In addition to visiting clients’ homes, workplaces or care centers throughout Iowa, Ver Huel and her colleagues staff the Orientation Centre for mini sessions with seniors a few times a year. They also can provide community-based group training and help form support networks. Eighty percent of referrals are senior citizens.
Success is often tied to a client’s attitude.
Elaine Pote, 83, lost much of her vision to macular degeneration and sought services after a friend mentioned that the department offered talking books. When she inquired about them, staff members connected her with Ver Huel, who came to Pote’s home in Stuart and placed tactile markings on her microwave, washing machine and thermostat to help operate them.
At Ver Huel’s urging, Pote reluctantly agreed to attend “senior orientation” in Des Moines. There, she learned how to sew a button and shopped for a birthday card at Walgreens on her own. The experience helped her gain confidence.
“I thought I was going to do something goofy if I went out in public. You have to overcome that, otherwise stay inside the four walls of your house,” Pote said.
Another client, Janet Kessler, 74, was so impressed with Ver Huel and senior orientation that she became a member of its advisory board. Despite macular degeneration, she lives independently with her husband in Creston and does the cooking and ironing. The training helped lift her out of depression, she said.
“If I hadn’t gone there, I’d still be sitting in the chair feeling sorry for myself,” she said.
During home visits, Ver Huel can teach clients how to use a white cane, prepare meals, read Braille and dial a phone. They can identify and organize canned goods based on the size of containers, or affix rubber bands or raised letters. Tactile markings can be used to set an oven or label medications.
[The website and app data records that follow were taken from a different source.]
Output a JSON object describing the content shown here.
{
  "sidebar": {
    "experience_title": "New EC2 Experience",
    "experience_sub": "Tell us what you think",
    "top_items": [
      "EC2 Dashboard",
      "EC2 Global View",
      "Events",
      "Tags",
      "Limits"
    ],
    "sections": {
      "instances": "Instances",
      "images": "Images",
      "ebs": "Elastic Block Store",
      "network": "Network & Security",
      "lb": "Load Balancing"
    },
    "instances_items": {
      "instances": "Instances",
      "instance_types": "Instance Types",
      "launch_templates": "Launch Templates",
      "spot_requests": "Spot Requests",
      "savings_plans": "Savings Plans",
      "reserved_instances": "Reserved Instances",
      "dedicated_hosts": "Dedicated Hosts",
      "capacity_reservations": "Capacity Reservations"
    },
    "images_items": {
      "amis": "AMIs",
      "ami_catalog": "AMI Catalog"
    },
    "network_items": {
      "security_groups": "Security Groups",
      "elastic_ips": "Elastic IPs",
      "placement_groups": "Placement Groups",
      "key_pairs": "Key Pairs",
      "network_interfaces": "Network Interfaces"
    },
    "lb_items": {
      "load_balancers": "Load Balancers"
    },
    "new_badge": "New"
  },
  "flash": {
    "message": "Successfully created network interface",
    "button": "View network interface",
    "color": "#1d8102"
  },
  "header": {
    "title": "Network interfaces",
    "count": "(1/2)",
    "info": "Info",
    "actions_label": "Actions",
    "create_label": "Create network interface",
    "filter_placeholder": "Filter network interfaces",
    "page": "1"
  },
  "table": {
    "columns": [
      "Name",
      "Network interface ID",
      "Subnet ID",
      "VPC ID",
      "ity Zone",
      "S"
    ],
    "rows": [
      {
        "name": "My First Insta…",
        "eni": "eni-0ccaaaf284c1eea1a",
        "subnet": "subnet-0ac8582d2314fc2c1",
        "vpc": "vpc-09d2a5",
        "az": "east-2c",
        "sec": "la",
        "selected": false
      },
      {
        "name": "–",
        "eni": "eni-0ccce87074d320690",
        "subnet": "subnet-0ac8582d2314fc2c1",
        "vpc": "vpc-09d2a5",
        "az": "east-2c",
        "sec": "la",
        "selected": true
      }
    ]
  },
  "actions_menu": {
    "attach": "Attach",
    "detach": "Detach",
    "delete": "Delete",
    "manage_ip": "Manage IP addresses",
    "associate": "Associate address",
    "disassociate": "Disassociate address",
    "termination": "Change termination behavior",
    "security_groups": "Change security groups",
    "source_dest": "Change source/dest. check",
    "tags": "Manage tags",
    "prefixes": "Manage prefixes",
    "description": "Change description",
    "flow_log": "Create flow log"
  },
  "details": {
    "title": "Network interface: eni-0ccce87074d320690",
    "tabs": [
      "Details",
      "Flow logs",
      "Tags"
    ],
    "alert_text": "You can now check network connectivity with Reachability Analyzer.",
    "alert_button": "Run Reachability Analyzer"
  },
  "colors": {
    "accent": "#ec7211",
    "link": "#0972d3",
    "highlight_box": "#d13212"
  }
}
A safety pin can help in matching different colors of clothes.
Adaptive aids, such as a check-writing guide, talking calculators or a tape recorder, can help manage finances.
Ver Huel says even she is still learning to adjust and accomplish tasks without vision.
“We live in a very sighted world and vision is very important. But we also firmly believe you can still work, raise a family, take care of the grandkids, travel and do whatever it is that you want to do regardless of how well you’re able to see to do those things,” she said. “We see that it’s true based on what our clients are able to achieve.”
REGENTS VOTE WILL END LONG-TERM RESIDENTIAL PROGRAM AT BRAILLE SCHOOL PLAN FOR REVAMPED BLIND SCHOOL IS FINALIZED
By Richard Pratt
(Retrieved from the GazetteOnline.com August 5, 2010)
The state Board of Regents today unanimously approved a plan that will end the traditional long-term residential program for students at the Iowa Braille and Sight Saving School in Vinton by fall 2012.
The seven recommendations, drafted by a study committee formed at the direction of the state Legislature, now must go to the Legislative Council before full implementation.
The plan does not close the Vinton campus, which will remain as a location for summer and short-term programs for blind and visually impaired students and as the headquarters for the Statewide System for Vision Services. But it does end the long-term residential program at the 150-year-old school.
Much of the $2.2 million now used to support the Braille School in Vinton will be used to hire more teachers to provide more and better services around the state, closer to the home communities and schools of blind and vision-impaired students, officials said. The statewide system serves about 400 students, while Braille School enrollment was nine students last year, down from 34 students in 2005.
When students do need the long-term residential services now provided at the Braille School, the system will partner with other agencies in regions around the state to offer those, Braille School Superintendent Patrick Clancy said. He expects that will be a small number, in the single digits.
The plan also changes the name of the Braille School and the statewide system to Iowa Educational Services for the Blind and Visually Impaired.
The changes take into account what is best for students, several regents said.